This book explains the fundamental causes of the bank's failure, including the inadequacy of the regulatory and supervisory framework. For some, it was the repeal of the Glass-Steagall Act that was the overriding cause, not just of the collapse of Lehman Brothers, but of the financial crisis as a whole. The book argues that the cause is partly to be found both in weak and ineffective regulation and also in a programme of regulation and supervision that was simply not fit for the purpose. Lehman Brothers' long history began with three brothers, immigrants from Germany, who sold selling groceries and dry goods to local cotton farmers. Dick Fuld, the chairman and CEO, and his senior management, ignored the increased risks, choosing to rely on over-valuations of the firm's assets. The book examines the regulation of the Big Five investment banks in the context of the changes which took place in the structure of banking after the repeal of the Glass-Steagall Act. It describes the introduction of the European Union's Consolidated Supervision Directive in 2004. The book examines the whole issue of valuing Lehman's assets and details the regulations covering appraisals and valuations of real estate, applicable at the time and to consider Lehman's approach in the light of these regulations.
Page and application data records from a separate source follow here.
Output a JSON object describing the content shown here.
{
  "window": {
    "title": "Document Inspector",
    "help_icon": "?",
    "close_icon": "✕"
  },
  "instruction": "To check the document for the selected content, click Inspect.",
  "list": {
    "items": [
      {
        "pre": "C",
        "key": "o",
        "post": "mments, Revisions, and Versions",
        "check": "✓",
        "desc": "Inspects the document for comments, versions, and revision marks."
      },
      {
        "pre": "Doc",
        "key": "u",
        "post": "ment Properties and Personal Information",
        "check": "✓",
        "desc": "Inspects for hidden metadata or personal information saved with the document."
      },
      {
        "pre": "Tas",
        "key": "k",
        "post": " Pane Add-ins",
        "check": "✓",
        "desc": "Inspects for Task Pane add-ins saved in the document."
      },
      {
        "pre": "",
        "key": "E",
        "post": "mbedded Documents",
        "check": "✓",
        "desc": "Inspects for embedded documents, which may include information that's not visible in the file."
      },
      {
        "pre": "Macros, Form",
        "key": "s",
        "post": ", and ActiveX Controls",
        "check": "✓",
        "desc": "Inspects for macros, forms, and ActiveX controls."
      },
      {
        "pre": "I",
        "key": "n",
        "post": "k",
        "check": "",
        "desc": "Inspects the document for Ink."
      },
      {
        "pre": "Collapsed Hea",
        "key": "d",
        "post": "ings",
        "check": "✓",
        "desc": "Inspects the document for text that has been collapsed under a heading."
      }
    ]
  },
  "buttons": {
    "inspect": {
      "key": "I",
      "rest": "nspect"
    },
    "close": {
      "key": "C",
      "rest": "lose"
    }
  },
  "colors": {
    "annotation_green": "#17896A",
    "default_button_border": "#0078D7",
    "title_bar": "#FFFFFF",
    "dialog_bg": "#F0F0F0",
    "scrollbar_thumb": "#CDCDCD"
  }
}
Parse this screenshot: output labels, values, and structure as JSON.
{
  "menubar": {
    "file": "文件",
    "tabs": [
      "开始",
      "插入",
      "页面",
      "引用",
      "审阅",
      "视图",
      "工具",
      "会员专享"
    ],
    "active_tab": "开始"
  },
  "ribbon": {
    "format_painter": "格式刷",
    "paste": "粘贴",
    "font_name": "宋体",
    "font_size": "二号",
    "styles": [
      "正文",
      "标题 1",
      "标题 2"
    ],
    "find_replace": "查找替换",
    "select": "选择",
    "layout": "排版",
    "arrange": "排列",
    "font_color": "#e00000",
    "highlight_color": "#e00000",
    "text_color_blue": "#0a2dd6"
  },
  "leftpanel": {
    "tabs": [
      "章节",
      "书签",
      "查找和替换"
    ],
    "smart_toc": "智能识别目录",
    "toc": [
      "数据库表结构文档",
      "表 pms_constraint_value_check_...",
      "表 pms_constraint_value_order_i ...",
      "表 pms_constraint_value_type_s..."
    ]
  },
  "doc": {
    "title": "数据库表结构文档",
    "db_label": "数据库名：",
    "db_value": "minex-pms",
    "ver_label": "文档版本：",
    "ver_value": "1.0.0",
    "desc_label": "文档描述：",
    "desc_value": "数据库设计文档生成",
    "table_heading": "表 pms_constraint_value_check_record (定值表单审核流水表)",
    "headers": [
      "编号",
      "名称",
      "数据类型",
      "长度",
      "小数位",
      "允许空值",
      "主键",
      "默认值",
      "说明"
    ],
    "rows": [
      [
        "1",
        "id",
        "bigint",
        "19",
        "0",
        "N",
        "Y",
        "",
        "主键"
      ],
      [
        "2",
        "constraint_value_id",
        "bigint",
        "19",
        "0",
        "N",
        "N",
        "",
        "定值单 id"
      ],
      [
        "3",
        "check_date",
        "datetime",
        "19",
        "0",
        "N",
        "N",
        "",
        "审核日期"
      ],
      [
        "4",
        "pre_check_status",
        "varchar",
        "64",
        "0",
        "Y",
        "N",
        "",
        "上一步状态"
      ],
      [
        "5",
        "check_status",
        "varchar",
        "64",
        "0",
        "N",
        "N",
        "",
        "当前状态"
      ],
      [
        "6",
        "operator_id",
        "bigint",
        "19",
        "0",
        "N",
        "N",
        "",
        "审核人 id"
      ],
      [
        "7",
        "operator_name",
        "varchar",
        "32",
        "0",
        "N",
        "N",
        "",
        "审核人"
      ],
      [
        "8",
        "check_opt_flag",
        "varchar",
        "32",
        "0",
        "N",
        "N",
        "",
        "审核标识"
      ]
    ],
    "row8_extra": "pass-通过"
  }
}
It argues that that the valuation of Lehman's real estate assets was problematic to say the least, as the regulators did not require the investment banks to adopt a recognized methodology of valuation, and that Lehman's own methods were flawed.

Joe McGrath

sentencing is being redrawn, they may indicate the beginning of a new culture, one which is more willing to recognise the harm posed by corporate wrongdoing and punish it accordingly. Compliance and sanctioning models of corporate regulation Regulatory agencies like the ODCE have adopted a highly sophisticated, graduated approach to wrongdoing (Appleby, 2010). This model corresponds approximately to the responsive regulatory model advanced by Ayres and Braithwaite (1992) (see Figure 7.1). According to this model, regulators first attempt to educate and persuade people to

in Corporate and white-collar crime in Ireland